The complexity of these debates over who and how the Job Corps served could not be incorporated into a commercial. Celebrities—notably, the professional football superstars Johnny Unitas and Jim Brown—pitched the program on televisions across the country. Opportunity. Jobs. Free. The message permeated the rough exteriors of the Fifth Ward generally and of George Foreman specifically. He and a neighborhood friend, Roy Harrison, applied to the Job Corps together. They were both accepted, “but you gotta leave town,” they were told. “No option.”
They were not privy to the machinations behind this condition. The complaints of folks like Mrs. Wade grew louder and threatened to undermine the Job Corps, so its director, Dr. Otis A. Singletary, began compiling demographic data and implementing a secret quota system. The closest center to Houston, in San Marcos, had too many black Corpsmen. African American applicants from the Houston area, including Foreman and Harrison, were strategically deployed to centers that looked more racially balanced or simply did not get looked at.

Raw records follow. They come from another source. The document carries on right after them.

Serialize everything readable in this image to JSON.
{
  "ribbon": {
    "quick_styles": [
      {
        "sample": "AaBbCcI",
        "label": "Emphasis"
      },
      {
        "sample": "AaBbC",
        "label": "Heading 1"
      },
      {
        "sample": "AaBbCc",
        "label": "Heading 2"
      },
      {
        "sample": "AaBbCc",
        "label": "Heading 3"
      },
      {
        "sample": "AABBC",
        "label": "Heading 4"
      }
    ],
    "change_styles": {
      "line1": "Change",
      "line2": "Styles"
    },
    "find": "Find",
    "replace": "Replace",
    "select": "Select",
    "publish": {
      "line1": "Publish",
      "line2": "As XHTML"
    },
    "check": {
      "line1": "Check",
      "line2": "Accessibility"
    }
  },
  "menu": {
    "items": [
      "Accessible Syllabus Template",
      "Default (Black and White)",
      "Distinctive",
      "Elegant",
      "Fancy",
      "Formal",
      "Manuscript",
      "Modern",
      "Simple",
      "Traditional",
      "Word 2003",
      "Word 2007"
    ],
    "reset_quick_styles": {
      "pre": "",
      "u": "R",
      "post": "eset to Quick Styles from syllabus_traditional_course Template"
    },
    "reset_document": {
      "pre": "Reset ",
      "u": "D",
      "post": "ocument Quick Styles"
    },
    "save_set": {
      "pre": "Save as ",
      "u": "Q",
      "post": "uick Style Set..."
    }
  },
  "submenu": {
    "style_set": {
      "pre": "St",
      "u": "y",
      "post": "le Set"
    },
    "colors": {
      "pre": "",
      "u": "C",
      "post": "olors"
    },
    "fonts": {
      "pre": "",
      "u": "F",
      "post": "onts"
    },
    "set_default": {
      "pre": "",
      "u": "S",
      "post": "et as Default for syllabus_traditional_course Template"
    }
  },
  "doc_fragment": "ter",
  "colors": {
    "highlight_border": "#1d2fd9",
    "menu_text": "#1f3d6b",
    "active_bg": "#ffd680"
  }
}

Fort Vannoy, tucked away in the southwestern corner of Oregon, met both criteria of being integrated and invisible. It was 2,000 miles farther than either had intended to move, but they both got on the airplane. Foreman remembers his mother crying as he left, but not completely from sorrow.
Fort Vannoy was a world away from the Bloody Fifth, but there was something familiar about it. He had seen this before, just not in person. The pages from Roads to Everywhere came to life in front of him. “There were rivers!” Foreman remembered thinking as they descended into the Oregon wilderness. And more importantly, there was food: “Every problem I ever had was over. I had three meals in one day.” The camp was far from perfect. It was not even complete.

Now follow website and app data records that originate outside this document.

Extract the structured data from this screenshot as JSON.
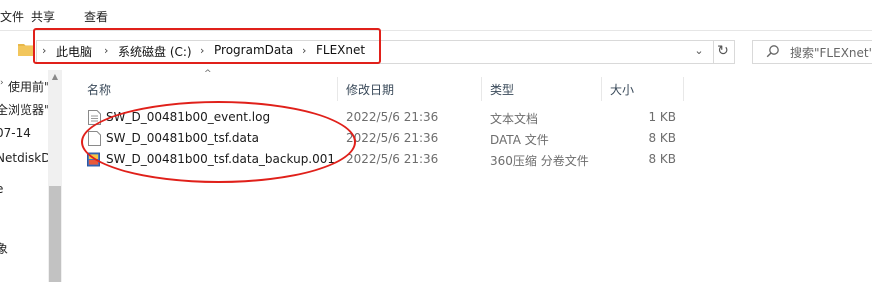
{
  "ribbon": {
    "tabs": [
      "文件",
      "共享",
      "查看"
    ]
  },
  "address": {
    "crumbs": [
      "此电脑",
      "系统磁盘 (C:)",
      "ProgramData",
      "FLEXnet"
    ]
  },
  "search": {
    "placeholder": "搜索\"FLEXnet\""
  },
  "nav_items": [
    "使用前\"",
    "全浏览器\"",
    "07-14",
    "NetdiskD",
    "e",
    "象"
  ],
  "columns": {
    "name": "名称",
    "modified": "修改日期",
    "type": "类型",
    "size": "大小"
  },
  "files": [
    {
      "name": "SW_D_00481b00_event.log",
      "modified": "2022/5/6 21:36",
      "type": "文本文档",
      "size": "1 KB",
      "icon": "text-file-icon"
    },
    {
      "name": "SW_D_00481b00_tsf.data",
      "modified": "2022/5/6 21:36",
      "type": "DATA 文件",
      "size": "8 KB",
      "icon": "blank-file-icon"
    },
    {
      "name": "SW_D_00481b00_tsf.data_backup.001",
      "modified": "2022/5/6 21:36",
      "type": "360压缩 分卷文件",
      "size": "8 KB",
      "icon": "archive-file-icon"
    }
  ],
  "colors": {
    "highlight": "#e0201a",
    "folder": "#e8b84a",
    "archive_blue": "#3a6fc4"
  }
}
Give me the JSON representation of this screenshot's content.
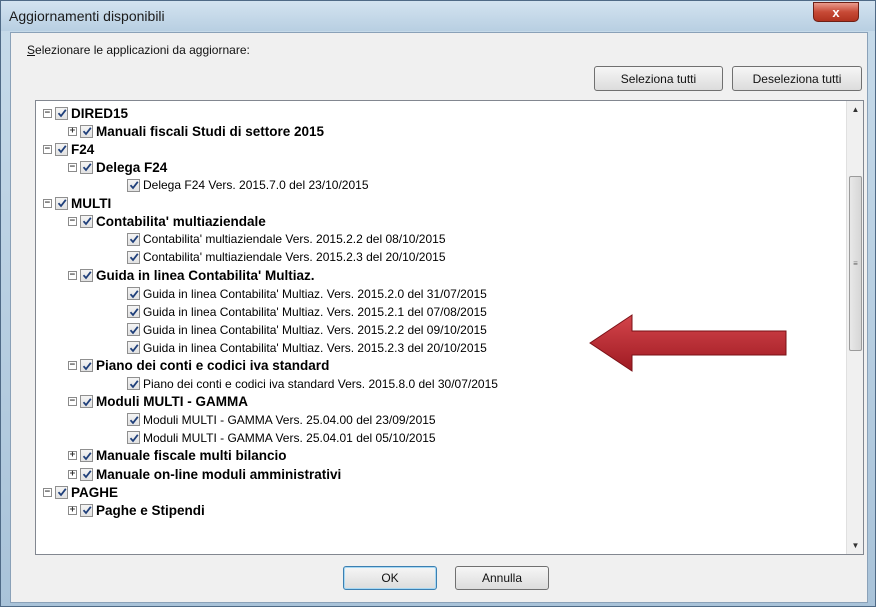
{
  "window": {
    "title": "Aggiornamenti disponibili",
    "close_label": "x"
  },
  "prompt": {
    "label_underlined": "S",
    "label_rest": "elezionare le applicazioni da aggiornare:"
  },
  "buttons": {
    "select_all": "Seleziona tutti",
    "deselect_all": "Deseleziona tutti",
    "ok": "OK",
    "cancel": "Annulla"
  },
  "tree": [
    {
      "label": "DIRED15",
      "level": 0,
      "expander": "-",
      "bold": true
    },
    {
      "label": "Manuali fiscali Studi di settore 2015",
      "level": 1,
      "expander": "+",
      "bold": true
    },
    {
      "label": "F24",
      "level": 0,
      "expander": "-",
      "bold": true
    },
    {
      "label": "Delega F24",
      "level": 1,
      "expander": "-",
      "bold": true
    },
    {
      "label": "Delega F24 Vers. 2015.7.0 del 23/10/2015",
      "level": 2,
      "expander": "",
      "bold": false
    },
    {
      "label": "MULTI",
      "level": 0,
      "expander": "-",
      "bold": true
    },
    {
      "label": "Contabilita' multiaziendale",
      "level": 1,
      "expander": "-",
      "bold": true
    },
    {
      "label": "Contabilita' multiaziendale Vers. 2015.2.2 del 08/10/2015",
      "level": 2,
      "expander": "",
      "bold": false
    },
    {
      "label": "Contabilita' multiaziendale Vers. 2015.2.3 del 20/10/2015",
      "level": 2,
      "expander": "",
      "bold": false
    },
    {
      "label": "Guida in linea Contabilita' Multiaz.",
      "level": 1,
      "expander": "-",
      "bold": true
    },
    {
      "label": "Guida in linea Contabilita' Multiaz. Vers. 2015.2.0 del 31/07/2015",
      "level": 2,
      "expander": "",
      "bold": false
    },
    {
      "label": "Guida in linea Contabilita' Multiaz. Vers. 2015.2.1 del 07/08/2015",
      "level": 2,
      "expander": "",
      "bold": false
    },
    {
      "label": "Guida in linea Contabilita' Multiaz. Vers. 2015.2.2 del 09/10/2015",
      "level": 2,
      "expander": "",
      "bold": false
    },
    {
      "label": "Guida in linea Contabilita' Multiaz. Vers. 2015.2.3 del 20/10/2015",
      "level": 2,
      "expander": "",
      "bold": false
    },
    {
      "label": "Piano dei conti e codici iva standard",
      "level": 1,
      "expander": "-",
      "bold": true
    },
    {
      "label": "Piano dei conti e codici iva standard Vers. 2015.8.0 del 30/07/2015",
      "level": 2,
      "expander": "",
      "bold": false
    },
    {
      "label": "Moduli MULTI - GAMMA",
      "level": 1,
      "expander": "-",
      "bold": true
    },
    {
      "label": "Moduli MULTI - GAMMA Vers. 25.04.00 del 23/09/2015",
      "level": 2,
      "expander": "",
      "bold": false
    },
    {
      "label": "Moduli MULTI - GAMMA Vers. 25.04.01 del 05/10/2015",
      "level": 2,
      "expander": "",
      "bold": false
    },
    {
      "label": "Manuale fiscale multi bilancio",
      "level": 1,
      "expander": "+",
      "bold": true
    },
    {
      "label": "Manuale on-line moduli amministrativi",
      "level": 1,
      "expander": "+",
      "bold": true
    },
    {
      "label": "PAGHE",
      "level": 0,
      "expander": "-",
      "bold": true
    },
    {
      "label": "Paghe e Stipendi",
      "level": 1,
      "expander": "+",
      "bold": true
    }
  ],
  "colors": {
    "arrow": "#c0262d",
    "check": "#1f3f7a"
  },
  "icons": {
    "close": "close-icon",
    "check": "check-icon",
    "arrow": "red-arrow-icon"
  }
}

Foreman, like almost everyone else at Fort Vannoy, was there to learn carpentry and bricklaying, but soon discovered that this was a blend of general and on-the-job job training as they finished building the facility. Amenities were few; the camp lacked the recreational space and organized activities available at other, bigger, more established sites. Downtime could be rough, both figuratively and literally.

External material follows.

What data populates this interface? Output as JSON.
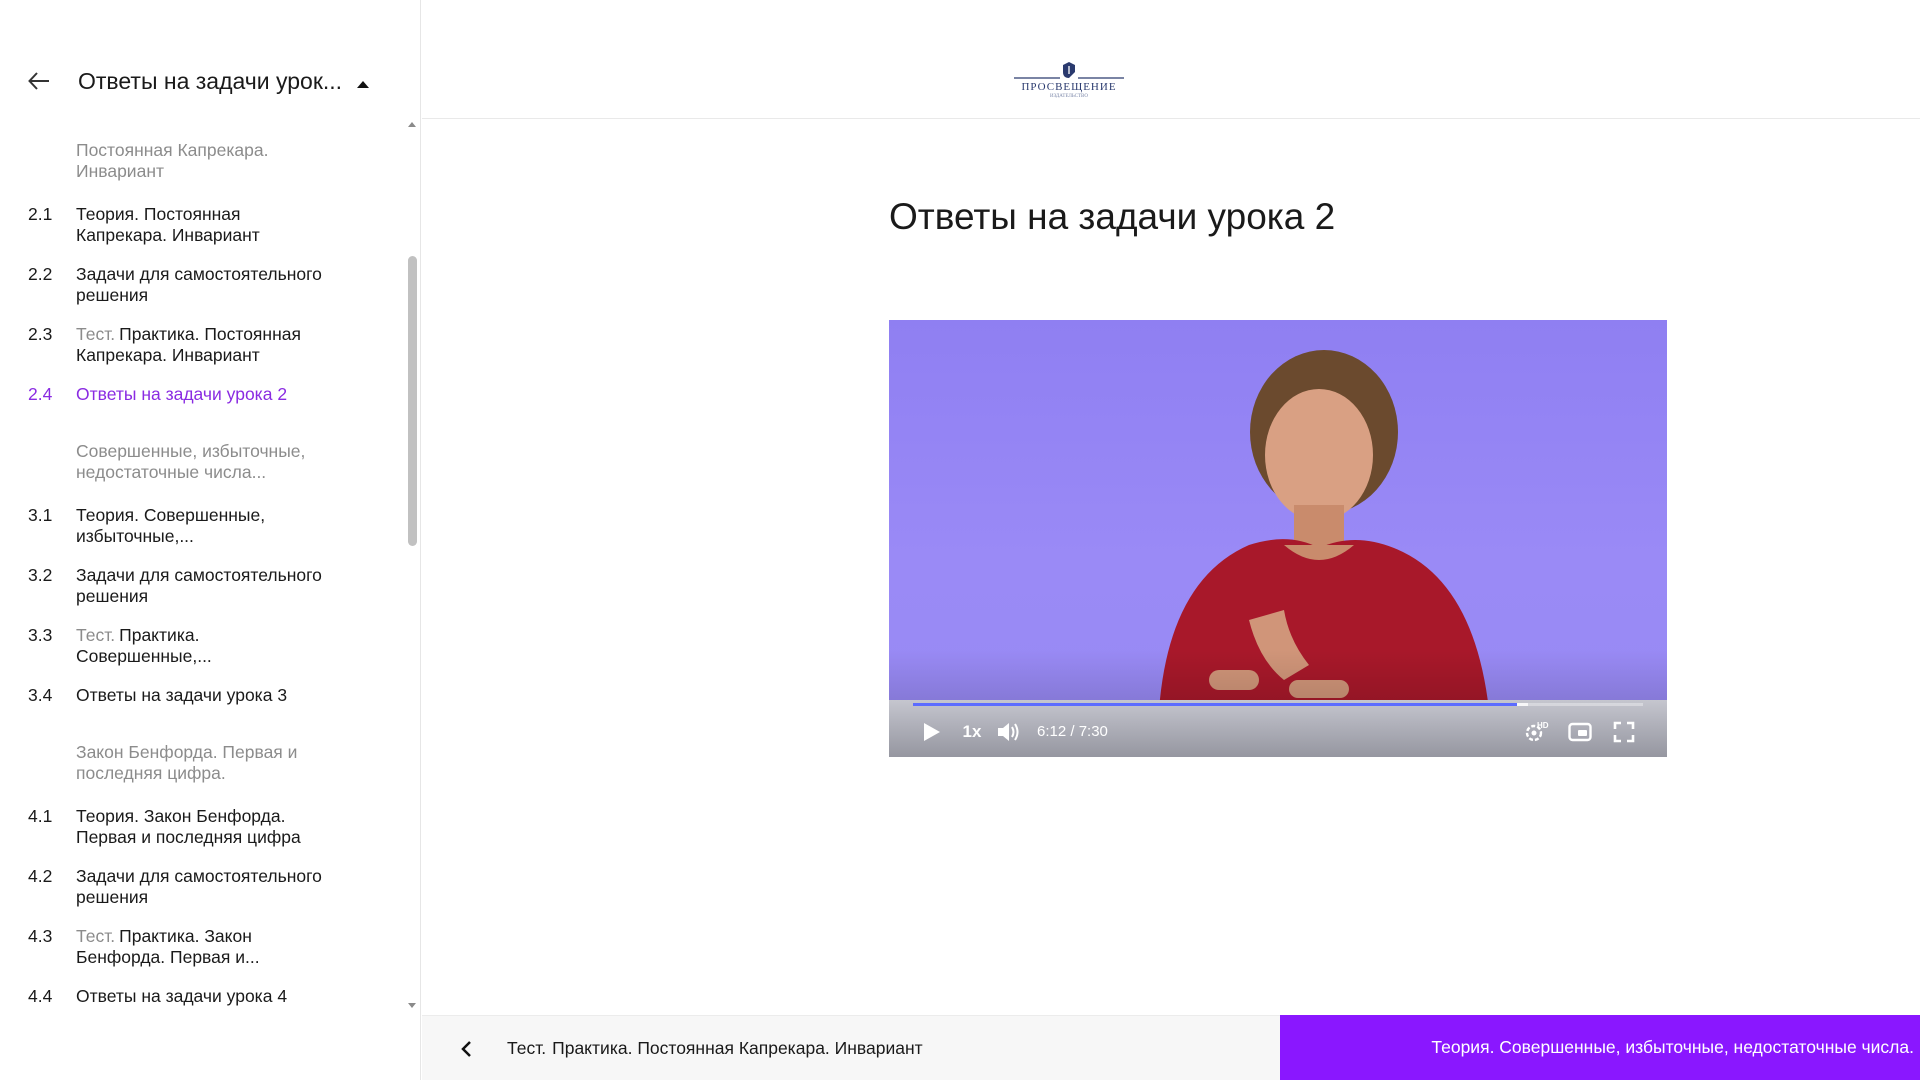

“At home in Houston, I drank and fought,” Foreman said later, but in Oregon, without access to alcohol, he “just fought.” Wrestling with change and identity in a new environment, Foreman fell back on what he knew best. But it was not the same as in the Bloody Fifth, where it could seem necessary to fight for self-defense or as his source of income. “This was the least threatening place I’d ever been,” he acknowledged, but he still manufactured reasons to start fights that he knew he could finish.
Foreman fought everywhere from the barracks to the dining hall, using a dinner tray as a weapon if he was tired of using his fists. Even his hometown friend distanced himself from someone who seemed like a soon-to-be-former Corpsman. His actions might have been better suited for Sugar Land than Fort Vannoy, and despite reprimands from Job Corps counselors or shaming from kitchen workers whom he strategically befriended, the behavior continued. As he put it, “I wasn’t fighting to live, I was living to fight.”
Excerpted from No Way but to Fight: George Foreman and the Business of Boxing, by Andrew R.M. Smith. Used with permission from the University of Texas Press, © 2020